Finally, it got through into the intellectual world when the Nobel Prize winner for chemistry, Paul Crutzen, during a conference of the International Geosphere – 2000 Biosphere Programme, declared loudly “No! We are no longer in Holocene, we are in Anthropocene!”
Two years later, in the magazine Nature, together with Stoermer, he gave shape to the idea that our geological era had changed.

The natural sciences

“A new era in the natural history of our planet, characterised by an improvement in the quantity and quality of the impact of the human species on Earth, considered as a whole system”.

For Geology:
a new moment in the history of the planet, to be added to the time scale that we all studied and which is divided into eons, eras, periods, epochs and ages. Holocene saw Homo sapiens coming to life, now Homo petroleum will follow him.
It would therefore be a “geological revolution originating from human beings”: for the first time in the history of the human beings and also of the planet, a living being was able to modify the laws of the Earth that have always been considered immutable. 
From this point of view, Anthropocene remains just a proposal, because in Geology evidences and proofs are represented by the rock layers of the earth’s crust.  We shall have to wait several years for these to be considered as conclusive.

For climatology, ecology, geochemistry, chemistry, oceanography, or sciences that study the Earth as a system, from the core to the atmosphere, crossed by a continuous flow of energy and matter:
a rapid and global change, as never before, of the equilibrium of the Earth system, triggered by our species.
Evidence is so clear: the sea level rises, the large-scale displacements of various sediments, the faster and greater rates of the species extinction. We have triggered an irreversible process that is leading to a structural change in how the planet functions.

The social and human sciences

For the social and human sciences:
the moment when human beings rediscover themselves as “a geophysical force, what we might call a telluric force.
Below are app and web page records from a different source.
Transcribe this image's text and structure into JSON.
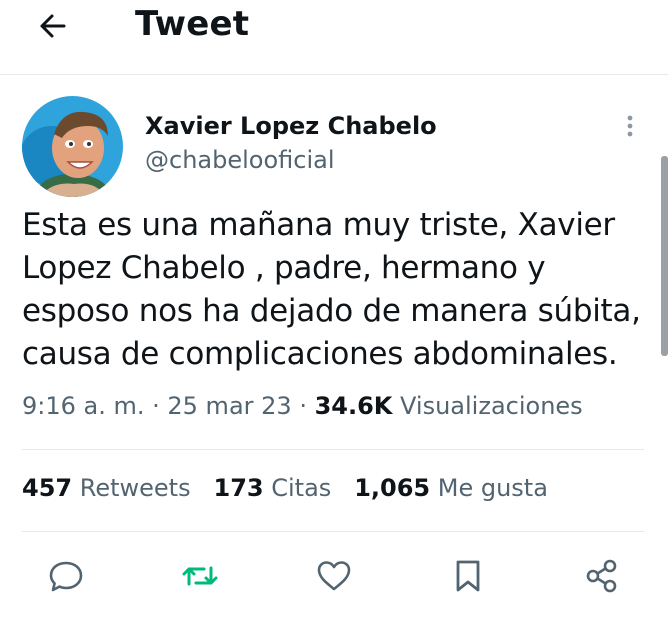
{
  "header": {
    "title": "Tweet",
    "back_icon": "arrow-left-icon"
  },
  "author": {
    "name": "Xavier Lopez Chabelo",
    "handle": "@chabelooficial",
    "avatar": "avatar-photo"
  },
  "tweet": {
    "text": "Esta es una mañana muy triste,  Xavier\nLopez Chabelo , padre, hermano y\nesposo nos ha dejado de manera súbita,\ncausa de complicaciones abdominales.",
    "time": "9:16 a. m.",
    "sep1": " · ",
    "date": "25 mar 23",
    "sep2": " · ",
    "views_count": "34.6K",
    "views_label": "Visualizaciones"
  },
  "stats": {
    "retweets_count": "457",
    "retweets_label": "Retweets",
    "quotes_count": "173",
    "quotes_label": "Citas",
    "likes_count": "1,065",
    "likes_label": "Me gusta"
  },
  "actions": [
    "reply-icon",
    "retweet-icon",
    "like-icon",
    "bookmark-icon",
    "share-icon"
  ],
  "colors": {
    "retweet_active": "#00ba7c",
    "secondary_text": "#536471",
    "primary_text": "#0f1419"
  }
}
Humanity can change the functioning of the Earth just like the volcanic eruptions, the movements of the continents, the cycles of solar activity or the orbital movements of the planet around the Sun”.
The concept of “nature” itself has automatically changed: it is no longer the inflexible and immutable background of human activities and evolution, but a whole of elements interacting with the history of mankind and the choices made by human beings.

Human history has always been the place of will, intentionality, ethics and politics. Nature, the result of a historical and human construction, has always been conceived as something outside our species, a fact. Sometimes it was moved by the longing for something extra-human, for example in the religions of the Book, sometimes it was a blend of impersonal and involuntary forces, that is the Scientific Revolution.
With Anthropocene, human intentionality ranks with equal merit with all those unintentional phenomena that in our mindset have, until now, been considered the only ones capable of contributing to the earthly mechanisms’ evolution. Now there is only one history, in which human and natural forces are combined.
In order to think of and create a connection with such a changed world, our way of thinking about nature must also change.
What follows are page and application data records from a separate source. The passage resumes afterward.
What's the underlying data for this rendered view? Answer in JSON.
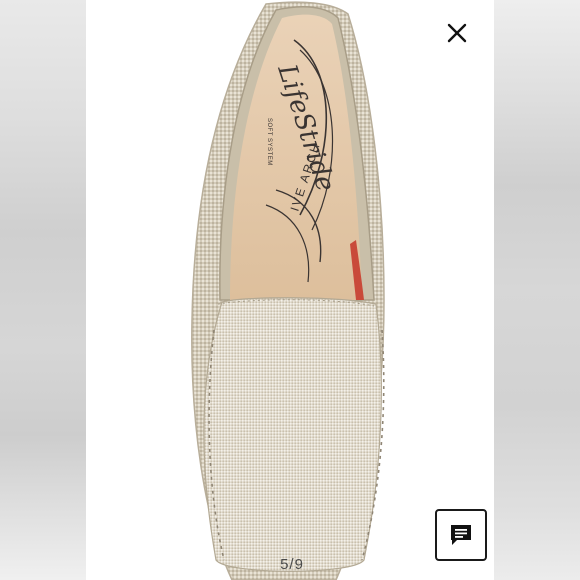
{
  "viewer": {
    "counter": "5/9",
    "close_icon": "close-icon",
    "chat_icon": "chat-icon"
  },
  "product_image": {
    "brand_logo": "LifeStride",
    "brand_tagline": "SOFT SYSTEM",
    "insole_print": "IVE ARCH"
  },
  "colors": {
    "shoe_metallic": "#cfc6b4",
    "insole": "#e4c7a8",
    "background": "#ffffff",
    "icon": "#111111"
  }
}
“Anthropocene is a cultural turning point. (…) in Anthropocene, history, geography and geology come together: humanities and natural sciences will be reunited after two centuries of separation”.

No biological adaptation, nor transmission of species was needed to be ready for this geophysical change and new human condition.

What happens now?
To be continued.

“Nell’Antropocene. Etica e politica alla fine di un mondo”. Gianfranco Pellegrino, Marcello di Paola